A diet of exceptional quality
Chewing toys are toys that encourage children to chew.
Snacks or treats of fruits and vegetables
Brushing your dog’s teeth on a regular basis using a dog toothpaste
Dental checks at a veterinarian’s clinic once or twice a year
Cleanings of the teeth on an as-needed basis
The calcium-to-phosphorus ratio in a dog’s diet may have a significant impact on his dental health. The ideal calcium-to-phosphorus ratio is 1.2 parts calcium to one component phosphorus.
Some dog breeds are genetically predisposed to having terrible teeth. Toy breeds and Greyhounds are among them. It is essential that they clean their teeth and get regular dental treatment in order to maintain the health of their teeth and gums.
Calculating the Appropriate Calorie Count for Dogs with Bad Teeth
The amount of best dog food for poor teeth consumed is just as crucial as the elements included inside it. Because many dog breeds may overeat if they are left to free feed, it is important to measure and monitor all food consumption carefully.
It’s a good idea to consider the recommended serving size on the package as a starting point when determining how much to feed a dog. The dog’s weight, activity level, and hunger may all be used as recommendations to manage this.
Adult dogs need a diet that contains 18% protein and 5% fat as a general rule. Puppies should be given a high-quality dog chow with 22 percent protein and 8% fat, with slightly greater levels preferred.
Dogs with Bad Teeth Have Special Dietary Requirements
A change in food may be very beneficial to dogs who are suffering from damaged teeth. There are, however, additional things that owners may do to maintain excellent dental health in addition to making a dietary change.
These are some of them:
To avoid tartar buildup, feed raw, meaty bones.

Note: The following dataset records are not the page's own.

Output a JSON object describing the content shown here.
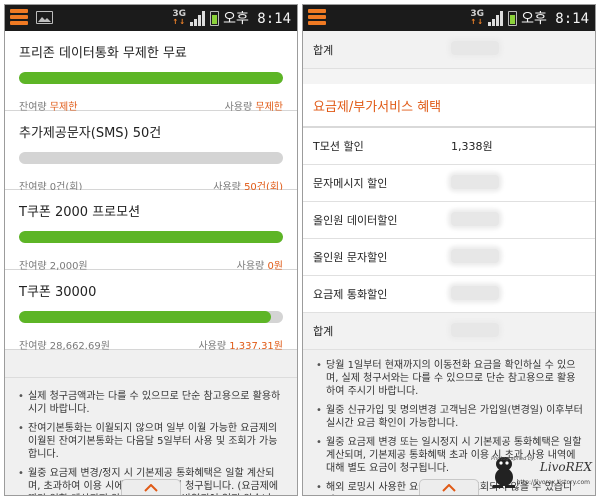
{
  "status": {
    "network": "3G",
    "network_arrows": "↑↓",
    "clock": "오후 8:14"
  },
  "left": {
    "items": [
      {
        "title": "프리존 데이터통화 무제한 무료",
        "remain_label": "잔여량",
        "remain_value": "무제한",
        "used_label": "사용량",
        "used_value": "무제한",
        "progress": 1.0
      },
      {
        "title": "추가제공문자(SMS) 50건",
        "remain_label": "잔여량",
        "remain_value": "0건(회)",
        "used_label": "사용량",
        "used_value": "50건(회)",
        "progress": 0.0
      },
      {
        "title": "T쿠폰 2000 프로모션",
        "remain_label": "잔여량",
        "remain_value": "2,000원",
        "used_label": "사용량",
        "used_value": "0원",
        "progress": 1.0
      },
      {
        "title": "T쿠폰 30000",
        "remain_label": "잔여량",
        "remain_value": "28,662.69원",
        "used_label": "사용량",
        "used_value": "1,337.31원",
        "progress": 0.955
      }
    ],
    "notes": [
      "실제 청구금액과는 다를 수 있으므로 단순 참고용으로 활용하시기 바랍니다.",
      "잔여기본통화는 이월되지 않으며 일부 이월 가능한 요금제의 이월된 잔여기본통화는 다음달 5일부터 사용 및 조회가 가능합니다.",
      "월중 요금제 변경/정지 시 기본제공 통화혜택은 일할 계산되며, 초과하여 이용 시에는 추가요금이 청구됩니다. (요금제에 따라 일할 계산되지 않는 통화혜택은 반영되어 있지 않습니다.)"
    ]
  },
  "right": {
    "top_total_label": "합계",
    "section_title": "요금제/부가서비스 혜택",
    "rows": [
      {
        "label": "T모션 할인",
        "value": "1,338원"
      },
      {
        "label": "문자메시지 할인",
        "value": ""
      },
      {
        "label": "올인원 데이터할인",
        "value": ""
      },
      {
        "label": "올인원 문자할인",
        "value": ""
      },
      {
        "label": "요금제 통화할인",
        "value": ""
      }
    ],
    "bottom_total_label": "합계",
    "notes": [
      "당월 1일부터 현재까지의 이동전화 요금을 확인하실 수 있으며, 실제 청구서와는 다를 수 있으므로 단순 참고용으로 활용하여 주시기 바랍니다.",
      "월중 신규가입 및 명의변경 고객님은 가입일(변경일) 이후부터 실시간 요금 확인이 가능합니다.",
      "월중 요금제 변경 또는 일시정지 시 기본제공 통화혜택은 일할 계산되며, 기본제공 통화혜택 초과 이용 시 초과 사용 내역에 대해 별도 요금이 청구됩니다.",
      "해외 로밍시 사용한 요금은 실시간 조회되지 않을 수 있습니다."
    ]
  },
  "watermark": {
    "by": "Photographed by",
    "name": "LivoREX",
    "url": "http://livorex.tistory.com"
  },
  "colors": {
    "accent": "#e05a16",
    "progress": "#5db526",
    "statusbar": "#1b1b1b"
  }
}
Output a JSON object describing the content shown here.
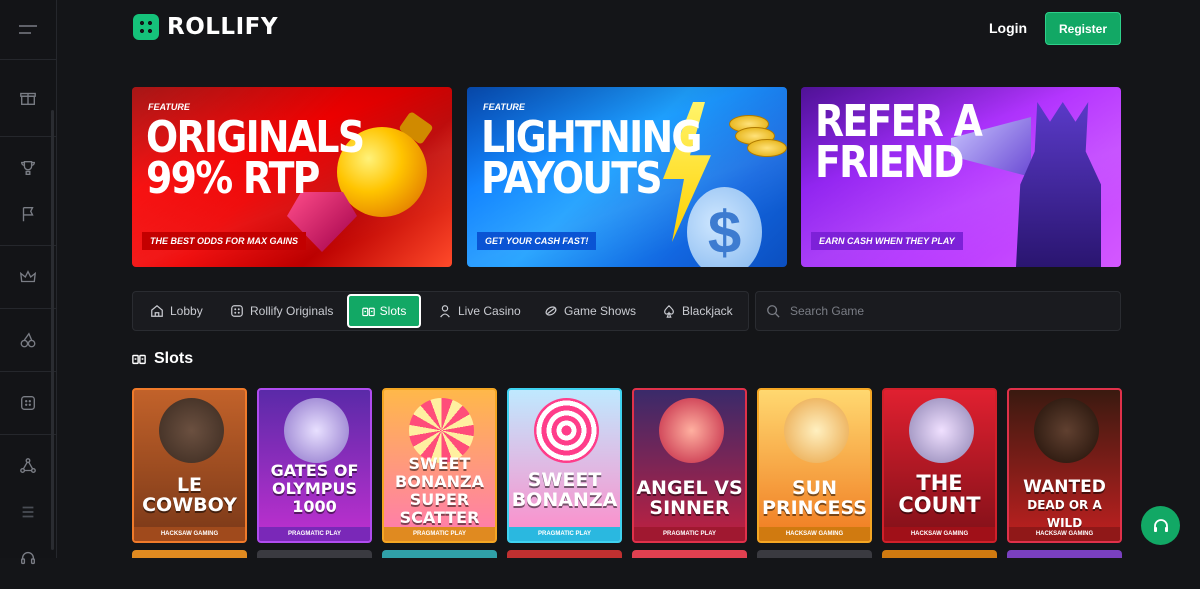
{
  "app": {
    "name": "ROLLIFY"
  },
  "header": {
    "login_label": "Login",
    "register_label": "Register"
  },
  "sidebar": {
    "items": [
      {
        "icon": "gift-icon"
      },
      {
        "icon": "trophy-icon"
      },
      {
        "icon": "flag-icon"
      },
      {
        "icon": "crown-icon"
      },
      {
        "icon": "cherries-icon"
      },
      {
        "icon": "originals-icon"
      },
      {
        "icon": "network-icon"
      },
      {
        "icon": "tokens-icon"
      },
      {
        "icon": "headset-icon"
      }
    ]
  },
  "banners": [
    {
      "tag": "FEATURE",
      "title_line1": "ORIGINALS",
      "title_line2": "99% RTP",
      "subtitle": "THE BEST ODDS FOR MAX GAINS"
    },
    {
      "tag": "FEATURE",
      "title_line1": "LIGHTNING",
      "title_line2": "PAYOUTS",
      "subtitle": "GET YOUR CASH FAST!"
    },
    {
      "tag": "",
      "title_line1": "REFER A",
      "title_line2": "FRIEND",
      "subtitle": "EARN CASH WHEN THEY PLAY"
    }
  ],
  "nav": {
    "tabs": [
      {
        "label": "Lobby",
        "icon": "home-icon"
      },
      {
        "label": "Rollify Originals",
        "icon": "originals-icon"
      },
      {
        "label": "Slots",
        "icon": "slots-icon",
        "active": true
      },
      {
        "label": "Live Casino",
        "icon": "dealer-icon"
      },
      {
        "label": "Game Shows",
        "icon": "gameshow-icon"
      },
      {
        "label": "Blackjack",
        "icon": "spade-icon"
      }
    ]
  },
  "search": {
    "placeholder": "Search Game"
  },
  "section": {
    "title": "Slots"
  },
  "games": [
    {
      "title_line1": "LE",
      "title_line2": "COWBOY",
      "provider": "HACKSAW GAMING",
      "border": "#f07a2a"
    },
    {
      "title_line1": "Gates of",
      "title_line2": "OLYMPUS 1000",
      "provider": "PRAGMATIC PLAY",
      "border": "#b04cf0"
    },
    {
      "title_line1": "SWEET",
      "title_line2": "BONANZA SUPER SCATTER",
      "provider": "PRAGMATIC PLAY",
      "border": "#f5a623"
    },
    {
      "title_line1": "SWEET",
      "title_line2": "BONANZA",
      "provider": "PRAGMATIC PLAY",
      "border": "#3fd2f0"
    },
    {
      "title_line1": "ANGEL vs",
      "title_line2": "SINNER",
      "provider": "PRAGMATIC PLAY",
      "border": "#e0314a"
    },
    {
      "title_line1": "SUN",
      "title_line2": "PRINCESS",
      "provider": "HACKSAW GAMING",
      "border": "#f5a623"
    },
    {
      "title_line1": "THE",
      "title_line2": "COUNT",
      "provider": "HACKSAW GAMING",
      "border": "#d0202a"
    },
    {
      "title_line1": "WANTED",
      "title_line2": "DEAD OR A WILD",
      "provider": "HACKSAW GAMING",
      "border": "#e0314a"
    }
  ],
  "colors": {
    "accent": "#12a865",
    "background": "#141518",
    "panel": "#1a1b1f"
  }
}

To maintain a robust immune system and healthy gums, eat foods that are rich in antioxidants.
Gum inflammation may be reduced by taking fatty acid supplements.

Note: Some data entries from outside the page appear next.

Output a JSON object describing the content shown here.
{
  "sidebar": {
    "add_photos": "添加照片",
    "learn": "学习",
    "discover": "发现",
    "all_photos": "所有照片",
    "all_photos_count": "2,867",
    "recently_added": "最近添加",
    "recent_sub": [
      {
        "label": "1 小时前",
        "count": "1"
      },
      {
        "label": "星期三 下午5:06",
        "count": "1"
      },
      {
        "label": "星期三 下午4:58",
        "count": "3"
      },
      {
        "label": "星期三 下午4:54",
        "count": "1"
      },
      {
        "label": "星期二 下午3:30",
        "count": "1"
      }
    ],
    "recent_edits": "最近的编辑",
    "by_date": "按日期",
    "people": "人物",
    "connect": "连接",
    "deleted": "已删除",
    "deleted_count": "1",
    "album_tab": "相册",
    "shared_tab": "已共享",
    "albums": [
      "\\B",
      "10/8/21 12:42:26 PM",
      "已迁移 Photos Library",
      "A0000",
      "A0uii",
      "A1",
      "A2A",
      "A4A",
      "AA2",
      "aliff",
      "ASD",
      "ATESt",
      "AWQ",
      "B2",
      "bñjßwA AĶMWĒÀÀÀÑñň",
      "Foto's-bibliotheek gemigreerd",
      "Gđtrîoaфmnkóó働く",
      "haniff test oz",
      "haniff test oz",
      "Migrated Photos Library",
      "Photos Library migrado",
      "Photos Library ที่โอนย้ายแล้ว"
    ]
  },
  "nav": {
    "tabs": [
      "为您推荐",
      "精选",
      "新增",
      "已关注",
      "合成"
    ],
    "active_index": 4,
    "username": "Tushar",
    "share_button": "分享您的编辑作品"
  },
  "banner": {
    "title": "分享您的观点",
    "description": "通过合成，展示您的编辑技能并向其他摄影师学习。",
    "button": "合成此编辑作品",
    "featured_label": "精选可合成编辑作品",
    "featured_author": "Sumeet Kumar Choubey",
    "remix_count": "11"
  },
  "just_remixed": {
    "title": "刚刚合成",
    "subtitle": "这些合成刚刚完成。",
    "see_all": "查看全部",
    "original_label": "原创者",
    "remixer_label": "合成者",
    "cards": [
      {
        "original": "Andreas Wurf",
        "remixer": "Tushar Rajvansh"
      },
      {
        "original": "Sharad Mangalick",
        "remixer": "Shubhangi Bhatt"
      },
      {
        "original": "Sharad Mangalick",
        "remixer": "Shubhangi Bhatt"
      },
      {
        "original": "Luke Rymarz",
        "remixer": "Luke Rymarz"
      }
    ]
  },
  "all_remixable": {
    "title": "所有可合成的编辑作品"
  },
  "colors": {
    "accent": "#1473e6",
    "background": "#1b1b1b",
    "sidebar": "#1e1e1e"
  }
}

Taking a probiotic supplement to help with digestion
Dogs with difficulties caused by poor teeth need high-quality nourishment to help them restore their dental health. This starts with a diet that emphasizes lean meat as a main component. Although whole meats are preferable, meat dishes are also a good source of protein.

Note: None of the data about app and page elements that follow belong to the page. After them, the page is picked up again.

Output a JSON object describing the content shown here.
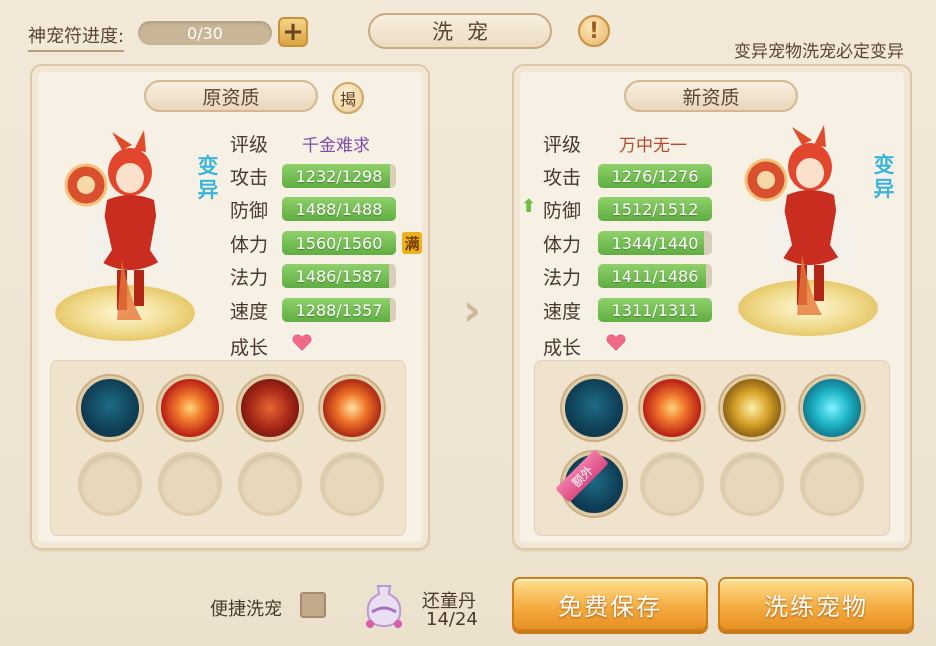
{
  "header": {
    "progress_label": "神宠符进度:",
    "progress_value": "0/30",
    "plus_icon": "plus-icon",
    "title": "洗宠",
    "info_icon": "exclamation-icon",
    "mutation_note": "变异宠物洗宠必定变异"
  },
  "left_panel": {
    "title": "原资质",
    "reveal_label": "揭",
    "mutation_tag": "变异",
    "rating_label": "评级",
    "rating_value": "千金难求",
    "stats": [
      {
        "label": "攻击",
        "value": "1232/1298",
        "fill": 0.95
      },
      {
        "label": "防御",
        "value": "1488/1488",
        "fill": 1.0
      },
      {
        "label": "体力",
        "value": "1560/1560",
        "fill": 1.0
      },
      {
        "label": "法力",
        "value": "1486/1587",
        "fill": 0.94
      },
      {
        "label": "速度",
        "value": "1288/1357",
        "fill": 0.95
      }
    ],
    "full_tag": "满",
    "growth_label": "成长",
    "skills": [
      "teal-swirl-skill-icon",
      "red-vortex-skill-icon",
      "wolf-howl-skill-icon",
      "fire-orb-skill-icon"
    ]
  },
  "right_panel": {
    "title": "新资质",
    "mutation_tag": "变异",
    "rating_label": "评级",
    "rating_value": "万中无一",
    "stats": [
      {
        "label": "攻击",
        "value": "1276/1276",
        "fill": 1.0
      },
      {
        "label": "防御",
        "value": "1512/1512",
        "fill": 1.0
      },
      {
        "label": "体力",
        "value": "1344/1440",
        "fill": 0.93
      },
      {
        "label": "法力",
        "value": "1411/1486",
        "fill": 0.95
      },
      {
        "label": "速度",
        "value": "1311/1311",
        "fill": 1.0
      }
    ],
    "growth_label": "成长",
    "skills": [
      "teal-swirl-skill-icon",
      "red-vortex-skill-icon",
      "golden-paw-skill-icon",
      "cyan-heart-skill-icon",
      "teal-wave-skill-icon"
    ],
    "extra_label": "额外"
  },
  "footer": {
    "quick_wash_label": "便捷洗宠",
    "potion_name": "还童丹",
    "potion_count": "14/24",
    "save_button": "免费保存",
    "refine_button": "洗练宠物"
  },
  "colors": {
    "rating_left": "#7b4fa8",
    "rating_right": "#b34a2a",
    "stat_bar": "#6fbd4c",
    "mutation_tag": "#3cb3d9",
    "button": "#f3aa3c"
  }
}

Because many dogs are allergic to plant-based proteins like soy, wheat, and maize, meals that put a heavy focus on these components should be avoided. They’re also tough for dogs to digest, therefore they’re nutritionally deficient.
Artificial flavors, colors, and preservatives are often absent from the finest meals for dogs with poor teeth. These things are not beneficial to dogs in any way and may cause skin or gastrointestinal problems in some of them.
Without a healthy supply of beneficial fats, no high-quality diet would be complete. Dogs need omega 3 and 6 fatty acids for a healthy coat and skin, which are provided by healthy fats. Animal-based fats, such as chicken fat and fatty salmon, are the finest sources of healthful fats.
For dogs with dental problems, highly digestible carbohydrates in the form of whole grains, fruits, and/or vegetables are an essential element of a nutritious diet.
Supplements in a dog’s diet may help with anything from digestion to skin and coat health to optimal joint function. Prebiotics, probiotics, glucosamine, and chondroitin are some of the greatest supplements to seek for.
To aid dogs with poor teeth, there are various natural components that owners may feed their pets on their own or seek for in a high-quality food. These are some of them:
vinegar made from apple cider
Coconut oil is a kind of vegetable oil that is
These components will aid in the reduction of odorous breath caused by poor teeth.
What to Look for When Choosing the Best Dog Food for Bad Teeth
Here’s a quick rundown of what you should look for in a dog food for poor teeth:
Proteins from whole meat or meat meals are at the top of the ingredient list.
Chemicals, flavorings, fillers, or unknown components are not used in the preparation of this dish.
Probiotics and other beneficial nutrients are included.
AAFCO nutritional standards for a full and balanced diet are met.
The outside layer is firm and crunchy, providing scouring action for the teeth.